“`import numpy as npfrom scipy.optimize import curve_fitdef f(x1, x2, a, b): return a*np.exp(-b*x1) + x2x1 = np.linspace(0, 5, 50)x2 = np.linspace(0, 2, 50)X1, X2 = np.meshgrid(x1, x2)Y = f(X1, X2, 2.5, 1.3) + np.random.normal(size=X1.shape)popt, pcov = curve_fit(f, (X1, X2), Y)print(popt)“`

## Conclusion

In this article, we explored the basics of Curve_fit and compared it with the advanced version that supports multiply independent variables. We also saw an example of its usage. If you have datasets with multiple independent variables, the advanced function is highly recommended. It can help you make more accurate predictions and fit your model better.

Thank you for taking the time to read our recent article about advanced Python curve_fit.
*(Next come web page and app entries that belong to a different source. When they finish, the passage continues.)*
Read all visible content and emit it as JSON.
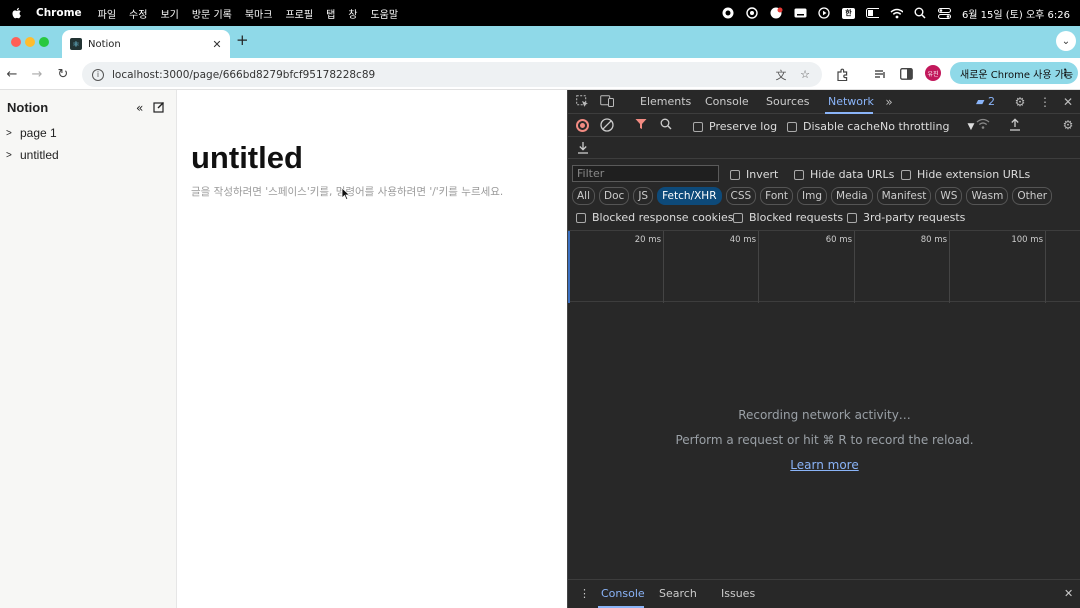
{
  "menubar": {
    "app_name": "Chrome",
    "items": [
      "파일",
      "수정",
      "보기",
      "방문 기록",
      "북마크",
      "프로필",
      "탭",
      "창",
      "도움말"
    ],
    "ime_indicator": "한",
    "datetime": "6월 15일 (토) 오후 6:26"
  },
  "tabs": {
    "active_title": "Notion",
    "favicon_glyph": "⚛",
    "new_tab_label": "+",
    "close_label": "✕"
  },
  "toolbar": {
    "url": "localhost:3000/page/666bd8279bfcf95178228c89",
    "profile_initials": "유진",
    "update_button": "새로운 Chrome 사용 가능",
    "update_more": "⋮"
  },
  "sidebar": {
    "workspace_title": "Notion",
    "pages": [
      {
        "label": "page 1"
      },
      {
        "label": "untitled"
      }
    ]
  },
  "main": {
    "title": "untitled",
    "placeholder": "글을 작성하려면 '스페이스'키를, 명령어를 사용하려면 '/'키를 누르세요."
  },
  "devtools": {
    "tabs": [
      "Elements",
      "Console",
      "Sources",
      "Network"
    ],
    "active_tab": "Network",
    "issues_count": "2",
    "options": {
      "preserve_log": "Preserve log",
      "disable_cache": "Disable cache",
      "throttling": "No throttling"
    },
    "filter_placeholder": "Filter",
    "filter_options": {
      "invert": "Invert",
      "hide_data_urls": "Hide data URLs",
      "hide_extension_urls": "Hide extension URLs"
    },
    "type_chips": [
      "All",
      "Doc",
      "JS",
      "Fetch/XHR",
      "CSS",
      "Font",
      "Img",
      "Media",
      "Manifest",
      "WS",
      "Wasm",
      "Other"
    ],
    "selected_chip": "Fetch/XHR",
    "block_options": {
      "blocked_response_cookies": "Blocked response cookies",
      "blocked_requests": "Blocked requests",
      "third_party": "3rd-party requests"
    },
    "timeline_ticks": [
      "20 ms",
      "40 ms",
      "60 ms",
      "80 ms",
      "100 ms"
    ],
    "empty": {
      "recording": "Recording network activity…",
      "hint": "Perform a request or hit ⌘ R to record the reload.",
      "learn_more": "Learn more"
    },
    "drawer_tabs": [
      "Console",
      "Search",
      "Issues"
    ],
    "drawer_active": "Console"
  },
  "colors": {
    "tabstrip": "#8fd9e8",
    "devtools_bg": "#282828",
    "accent_blue": "#8ab4f8",
    "record_red": "#f28b82",
    "chip_selected": "#0d4a7a"
  }
}
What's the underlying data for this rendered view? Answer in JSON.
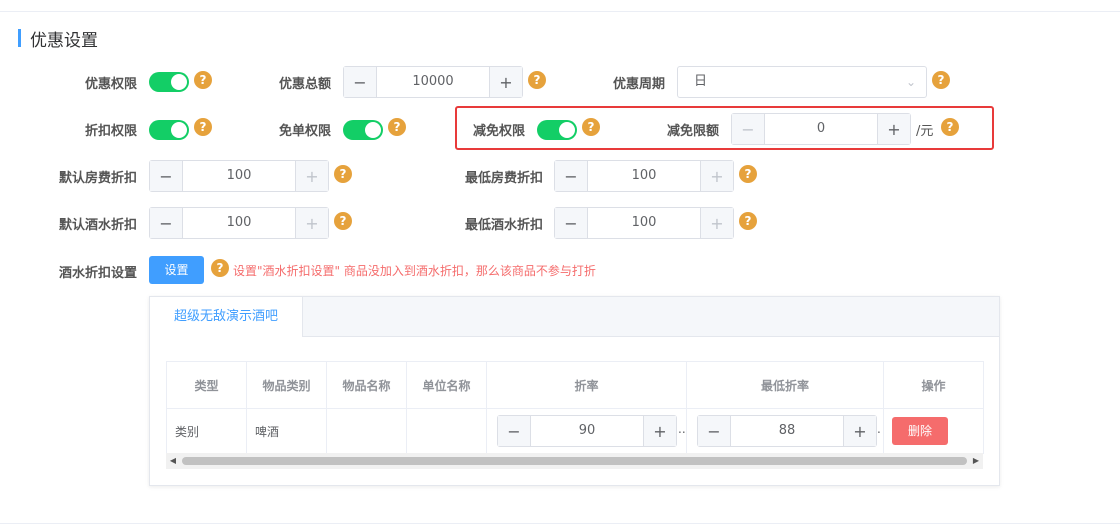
{
  "section": {
    "title": "优惠设置"
  },
  "row1": {
    "permission_label": "优惠权限",
    "total_label": "优惠总额",
    "total_value": "10000",
    "period_label": "优惠周期",
    "period_value": "日"
  },
  "row2": {
    "discount_label": "折扣权限",
    "free_label": "免单权限",
    "reduce_label": "减免权限",
    "reduce_limit_label": "减免限额",
    "reduce_limit_value": "0",
    "reduce_unit": "/元"
  },
  "row3": {
    "room_discount_label": "默认房费折扣",
    "room_discount_value": "100",
    "min_room_discount_label": "最低房费折扣",
    "min_room_discount_value": "100"
  },
  "row4": {
    "drink_discount_label": "默认酒水折扣",
    "drink_discount_value": "100",
    "min_drink_discount_label": "最低酒水折扣",
    "min_drink_discount_value": "100"
  },
  "row5": {
    "drink_setting_label": "酒水折扣设置",
    "set_button": "设置",
    "warning": "设置\"酒水折扣设置\" 商品没加入到酒水折扣，那么该商品不参与打折"
  },
  "tabs": [
    {
      "label": "超级无敌演示酒吧"
    }
  ],
  "table": {
    "headers": [
      "类型",
      "物品类别",
      "物品名称",
      "单位名称",
      "折率",
      "最低折率",
      "操作"
    ],
    "rows": [
      {
        "type": "类别",
        "category": "啤酒",
        "name": "",
        "unit": "",
        "rate": "90",
        "min_rate": "88",
        "action": "删除"
      }
    ]
  },
  "icons": {
    "help": "question-circle-icon",
    "minus": "minus-icon",
    "plus": "plus-icon",
    "chevron": "chevron-down-icon"
  },
  "colors": {
    "primary": "#409eff",
    "success": "#13ce66",
    "warning": "#e6a23c",
    "danger": "#f56c6c",
    "highlight": "#e83a3a"
  }
}
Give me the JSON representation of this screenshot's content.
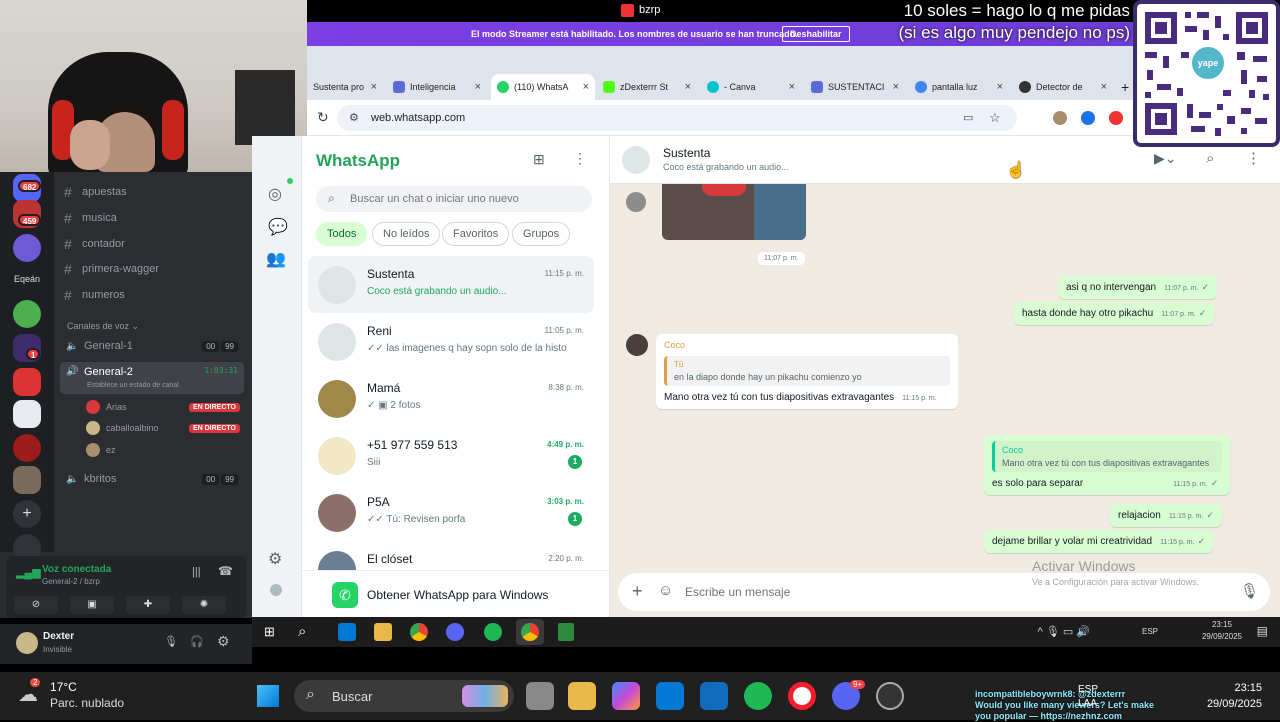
{
  "overlay": {
    "line1": "10 soles = hago lo q me pidas",
    "line2": "(si es algo muy pendejo no ps)",
    "qr_logo": "yape"
  },
  "browser": {
    "window_title": "bzrp",
    "streamer_banner": "El modo Streamer está habilitado. Los nombres de usuario se han truncado.",
    "streamer_button": "Deshabilitar",
    "url": "web.whatsapp.com",
    "tabs": [
      {
        "label": "Sustenta pro",
        "color": "#6c63ff"
      },
      {
        "label": "Inteligencia",
        "color": "#5b6bd6"
      },
      {
        "label": "(110) WhatsA",
        "color": "#25d366"
      },
      {
        "label": "zDexterrr St",
        "color": "#53fc18"
      },
      {
        "label": "- Canva",
        "color": "#00c4cc"
      },
      {
        "label": "SUSTENTACI",
        "color": "#5b6bd6"
      },
      {
        "label": "pantalla luz",
        "color": "#4285f4"
      },
      {
        "label": "Detector de",
        "color": "#333333"
      }
    ]
  },
  "discord": {
    "badges": [
      "682",
      "459",
      "1"
    ],
    "server_label": "Eqeán",
    "text_channels": [
      "apuestas",
      "musica",
      "contador",
      "primera-wagger",
      "numeros"
    ],
    "voice_header": "Canales de voz",
    "voice_channels": [
      {
        "name": "General-1",
        "count": "00",
        "limit": "99"
      },
      {
        "name": "General-2",
        "timer": "1:03:31",
        "status": "Establece un estado de canal"
      },
      {
        "name": "kbritos",
        "count": "00",
        "limit": "99"
      }
    ],
    "voice_users": [
      {
        "name": "Arias",
        "live": "EN DIRECTO"
      },
      {
        "name": "caballoalbino",
        "live": "EN DIRECTO"
      },
      {
        "name": "ez",
        "live": ""
      }
    ],
    "voice_connected": "Voz conectada",
    "voice_location": "General-2 / bzrp",
    "user_name": "Dexter",
    "user_status": "Invisible"
  },
  "whatsapp": {
    "brand": "WhatsApp",
    "search_placeholder": "Buscar un chat o iniciar uno nuevo",
    "filters": [
      "Todos",
      "No leídos",
      "Favoritos",
      "Grupos"
    ],
    "chats": [
      {
        "name": "Sustenta",
        "time": "11:15 p. m.",
        "preview": "Coco está grabando un audio...",
        "unread": ""
      },
      {
        "name": "Reni",
        "time": "11:05 p. m.",
        "preview": "✓✓ las imagenes q hay sopn solo de la histo...",
        "unread": ""
      },
      {
        "name": "Mamá",
        "time": "8:38 p. m.",
        "preview": "✓ ▣ 2 fotos",
        "unread": ""
      },
      {
        "name": "+51 977 559 513",
        "time": "4:49 p. m.",
        "preview": "Siii",
        "unread": "1"
      },
      {
        "name": "P5A",
        "time": "3:03 p. m.",
        "preview": "✓✓ Tú: Revisen porfa",
        "unread": "1"
      },
      {
        "name": "El clóset",
        "time": "2:20 p. m.",
        "preview": "",
        "unread": ""
      }
    ],
    "get_windows": "Obtener WhatsApp para Windows",
    "conversation": {
      "title": "Sustenta",
      "status": "Coco está grabando un audio...",
      "image_time": "11:07 p. m.",
      "out1": {
        "text": "asi q no intervengan",
        "time": "11:07 p. m."
      },
      "out2": {
        "text": "hasta donde hay otro pikachu",
        "time": "11:07 p. m."
      },
      "in1": {
        "sender": "Coco",
        "quote_author": "Tú",
        "quote_text": "en la diapo donde hay un pikachu comienzo yo",
        "text": "Mano otra vez tú con tus diapositivas extravagantes",
        "time": "11:15 p. m."
      },
      "out3": {
        "quote_author": "Coco",
        "quote_text": "Mano otra vez tú con tus diapositivas extravagantes",
        "text": "es solo para separar",
        "time": "11:15 p. m."
      },
      "out4": {
        "text": "relajacion",
        "time": "11:15 p. m."
      },
      "out5": {
        "text": "dejame brillar y volar mi creatrividad",
        "time": "11:15 p. m."
      },
      "composer_placeholder": "Escribe un mensaje"
    },
    "activate_title": "Activar Windows",
    "activate_sub": "Ve a Configuración para activar Windows."
  },
  "vm_taskbar": {
    "lang": "ESP",
    "time": "23:15",
    "date": "29/09/2025"
  },
  "taskbar": {
    "weather_badge": "2",
    "temp": "17°C",
    "weather": "Parc. nublado",
    "search": "Buscar",
    "discord_badge": "9+",
    "ticker_a": "incompatibleboywrnk8: @zdexterrr Would you like many viewers? Let's make you popular — https://nezhnz.com",
    "lang1": "ESP",
    "lang2": "LAA",
    "time": "23:15",
    "date": "29/09/2025"
  }
}
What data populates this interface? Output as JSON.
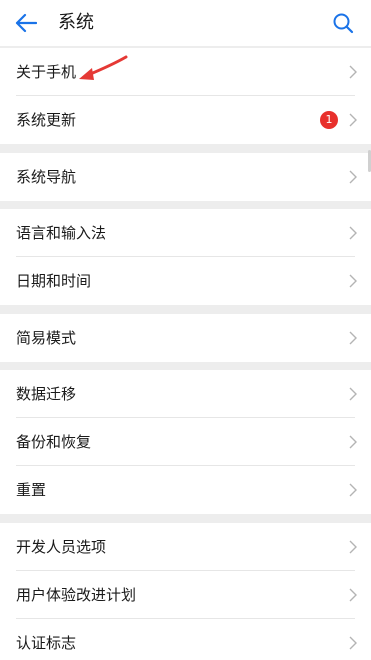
{
  "header": {
    "title": "系统"
  },
  "groups": [
    {
      "items": [
        {
          "label": "关于手机"
        },
        {
          "label": "系统更新",
          "badge": "1"
        }
      ]
    },
    {
      "items": [
        {
          "label": "系统导航"
        }
      ]
    },
    {
      "items": [
        {
          "label": "语言和输入法"
        },
        {
          "label": "日期和时间"
        }
      ]
    },
    {
      "items": [
        {
          "label": "简易模式"
        }
      ]
    },
    {
      "items": [
        {
          "label": "数据迁移"
        },
        {
          "label": "备份和恢复"
        },
        {
          "label": "重置"
        }
      ]
    },
    {
      "items": [
        {
          "label": "开发人员选项"
        },
        {
          "label": "用户体验改进计划"
        },
        {
          "label": "认证标志"
        }
      ]
    }
  ],
  "colors": {
    "accent": "#1a73e8",
    "badge": "#e8302c",
    "annotation_arrow": "#e53935"
  }
}
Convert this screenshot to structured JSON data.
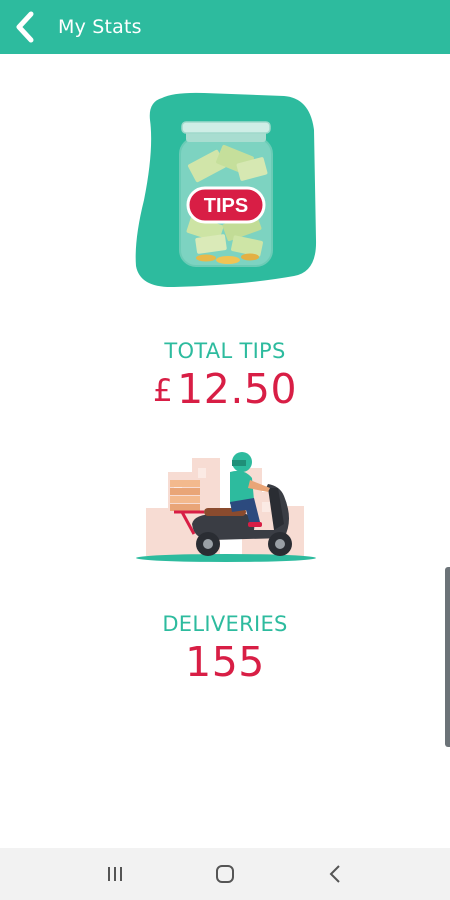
{
  "header": {
    "title": "My Stats",
    "back_icon": "chevron-left-icon",
    "background": "#2dbb9e"
  },
  "tips_illustration": {
    "icon": "tips-jar-illustration",
    "jar_label": "TIPS"
  },
  "total_tips": {
    "label": "TOTAL TIPS",
    "currency": "£",
    "amount": "12.50"
  },
  "delivery_illustration": {
    "icon": "scooter-delivery-illustration"
  },
  "deliveries": {
    "label": "DELIVERIES",
    "count": "155"
  },
  "system_nav": {
    "recents_icon": "recents-icon",
    "home_icon": "home-icon",
    "back_icon": "back-icon"
  },
  "colors": {
    "accent": "#2dbb9e",
    "value": "#d81e45"
  }
}
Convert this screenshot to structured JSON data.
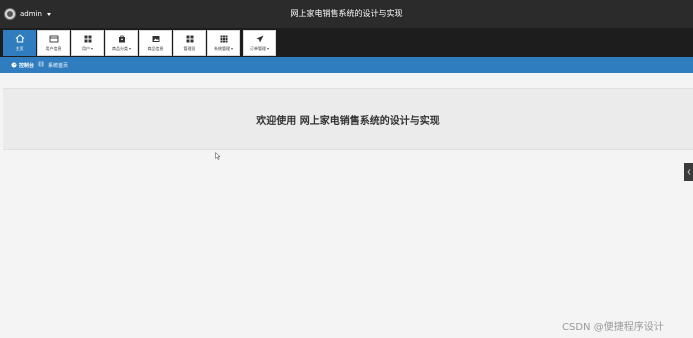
{
  "header": {
    "username": "admin",
    "title": "网上家电销售系统的设计与实现"
  },
  "nav": {
    "items": [
      {
        "label": "主页",
        "icon": "home-icon"
      },
      {
        "label": "用户信息",
        "icon": "id-card-icon"
      },
      {
        "label": "用户",
        "icon": "grid-icon"
      },
      {
        "label": "商品分类",
        "icon": "bag-icon"
      },
      {
        "label": "商品信息",
        "icon": "image-icon"
      },
      {
        "label": "管理员",
        "icon": "grid-icon"
      },
      {
        "label": "系统管理",
        "icon": "table-icon"
      },
      {
        "label": "订单管理",
        "icon": "send-icon"
      }
    ]
  },
  "breadcrumb": {
    "home": "控制台",
    "current": "系统首页"
  },
  "welcome": {
    "text": "欢迎使用 网上家电销售系统的设计与实现"
  },
  "watermark": "CSDN @便捷程序设计",
  "colors": {
    "topbar": "#2b2b2b",
    "accent": "#2f7dbf",
    "background": "#f4f4f5"
  }
}
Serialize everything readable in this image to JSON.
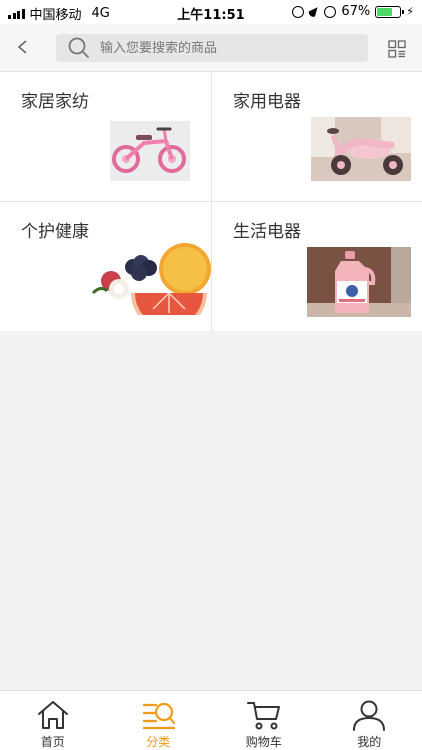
{
  "status_bar": {
    "carrier": "中国移动",
    "network": "4G",
    "time": "上午11:51",
    "battery": "67%",
    "battery_level": 0.67
  },
  "search": {
    "placeholder": "输入您要搜索的商品"
  },
  "categories": [
    {
      "title": "家居家纺",
      "icon": "pink-balance-bike"
    },
    {
      "title": "家用电器",
      "icon": "pink-tricycle"
    },
    {
      "title": "个护健康",
      "icon": "fruits-grapefruit-lychee"
    },
    {
      "title": "生活电器",
      "icon": "pink-detergent-bottle"
    }
  ],
  "tabs": [
    {
      "label": "首页",
      "icon": "home-icon",
      "active": false
    },
    {
      "label": "分类",
      "icon": "category-icon",
      "active": true
    },
    {
      "label": "购物车",
      "icon": "cart-icon",
      "active": false
    },
    {
      "label": "我的",
      "icon": "profile-icon",
      "active": false
    }
  ],
  "colors": {
    "accent": "#f09a1a",
    "background": "#f2f2f2"
  }
}
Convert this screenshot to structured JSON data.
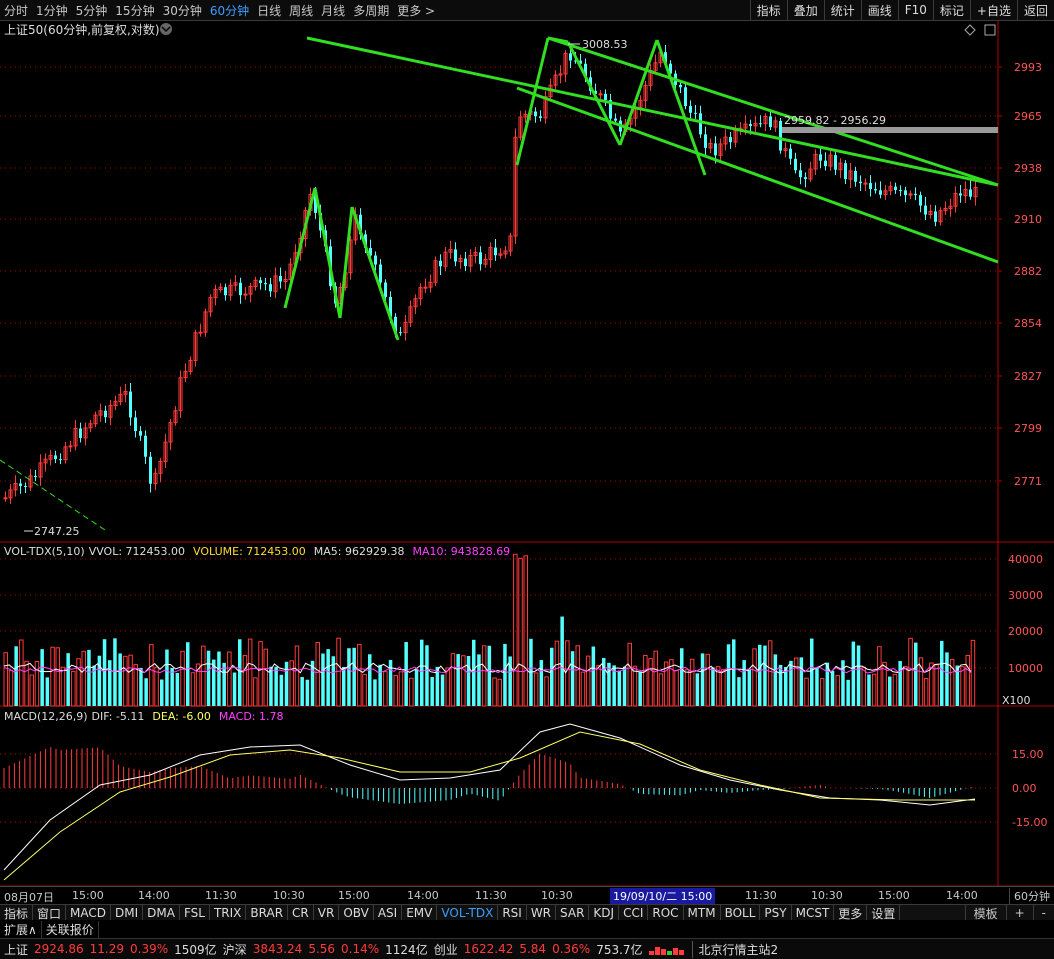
{
  "top_bar": {
    "periods": [
      "分时",
      "1分钟",
      "5分钟",
      "15分钟",
      "30分钟",
      "60分钟",
      "日线",
      "周线",
      "月线",
      "多周期",
      "更多 >"
    ],
    "active_period": "60分钟",
    "right_buttons": [
      "指标",
      "叠加",
      "统计",
      "画线",
      "F10",
      "标记",
      "+自选",
      "返回"
    ]
  },
  "main_panel": {
    "title": "上证50(60分钟,前复权,对数)",
    "y_ticks": [
      "2993",
      "2965",
      "2938",
      "2910",
      "2882",
      "2854",
      "2827",
      "2799",
      "2771"
    ],
    "high_label": "3008.53",
    "low_label": "2747.25",
    "range_label": "2959.82 - 2956.29"
  },
  "volume_panel": {
    "indicator": "VOL-TDX(5,10)",
    "vvol_label": "VVOL: 712453.00",
    "volume_label": "VOLUME: 712453.00",
    "ma5_label": "MA5: 962929.38",
    "ma10_label": "MA10: 943828.69",
    "y_ticks": [
      "40000",
      "30000",
      "20000",
      "10000"
    ],
    "unit": "X100"
  },
  "macd_panel": {
    "indicator": "MACD(12,26,9)",
    "dif_label": "DIF: -5.11",
    "dea_label": "DEA: -6.00",
    "macd_label": "MACD: 1.78",
    "y_ticks": [
      "15.00",
      "0.00",
      "-15.00"
    ]
  },
  "time_axis": {
    "labels": [
      "08月07日",
      "15:00",
      "14:00",
      "11:30",
      "10:30",
      "15:00",
      "14:00",
      "11:30",
      "10:30",
      "15:00",
      "11:30",
      "10:30",
      "15:00",
      "14:00"
    ],
    "cursor_label": "19/09/10/二 15:00",
    "period_label": "60分钟"
  },
  "indicator_bar": {
    "tabs": [
      "指标",
      "窗口",
      "MACD",
      "DMI",
      "DMA",
      "FSL",
      "TRIX",
      "BRAR",
      "CR",
      "VR",
      "OBV",
      "ASI",
      "EMV",
      "VOL-TDX",
      "RSI",
      "WR",
      "SAR",
      "KDJ",
      "CCI",
      "ROC",
      "MTM",
      "BOLL",
      "PSY",
      "MCST",
      "更多",
      "设置"
    ],
    "active_tab": "VOL-TDX",
    "right": [
      "模板",
      "+",
      "-"
    ]
  },
  "extra_bar": {
    "items": [
      "扩展∧",
      "关联报价"
    ]
  },
  "status_bar": {
    "sh_name": "上证",
    "sh_price": "2924.86",
    "sh_change": "11.29",
    "sh_pct": "0.39%",
    "sh_amount": "1509亿",
    "sz_name": "沪深",
    "sz_price": "3843.24",
    "sz_change": "5.56",
    "sz_pct": "0.14%",
    "sz_amount": "1124亿",
    "cy_name": "创业",
    "cy_price": "1622.42",
    "cy_change": "5.84",
    "cy_pct": "0.36%",
    "cy_amount": "753.7亿",
    "station": "北京行情主站2"
  },
  "colors": {
    "up": "#ff3b3b",
    "down": "#54ffff",
    "trend": "#33dd22",
    "ma5": "#ffffff",
    "ma10": "#ff40ff",
    "dea": "#ffff66",
    "axis": "#b00000"
  }
}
We hope that the information we provided was helpful and informative, and that it has inspired you to explore this powerful tool further.

In this article, we discussed how you can use curve_fit to multiply independent variables in Python, allowing you greater versatility and flexibility in your data analysis. By multiplying these variables together, you can create more complex models and better understand the relationships between them.

We understand that the world of Python and data analysis can be overwhelming, but we encourage you to continue to explore and learn more about these powerful tools. There are many resources available online, and by dedicating time to learning and practice, you can become proficient in using these tools to achieve your data analysis goals.

We hope that you have found our article enlightening, and that you will continue to visit our blog for more insights into the world of advanced Python data analysis. Thank you for your continued interest, and best of luck in your data analysis endeavors!

Here are some of the common People Also Ask questions about Advanced Python Curve_fit: Multiplying Independent Variables:

- What is Curve_fit in Python?
- How do you use Curve_fit in Python?
- Can you multiply independent variables in Curve_fit?
- What is the advantage of multiplying independent variables in Curve_fit?
- What are some best practices for using Curve_fit with multiplied independent variables?

Curve_fit is a powerful function in the SciPy library that allows you to fit a given set of data with a mathematical function. This function is used to minimize the sum of the squared residuals between the predicted and actual values.

To use Curve_fit in Python, you need to first define a function that represents the mathematical model you want to fit to your data. You then pass this function and your data to Curve_fit, which will return the optimal parameters for your model.

Yes, you can multiply independent variables in Curve_fit by defining a function that takes multiple inputs and returns a single output. This allows you to create more complex models that take into account the interaction between different variables.

Multiplying independent variables in Curve_fit allows you to create more accurate models that take into account the interaction between different variables. This can help you better understand the underlying relationships between your data and make more accurate predictions.

Some best practices for using Curve_fit with multiplied independent variables include defining clear and concise functions, choosing appropriate initial parameter values, and verifying the accuracy of your model by comparing it to new data.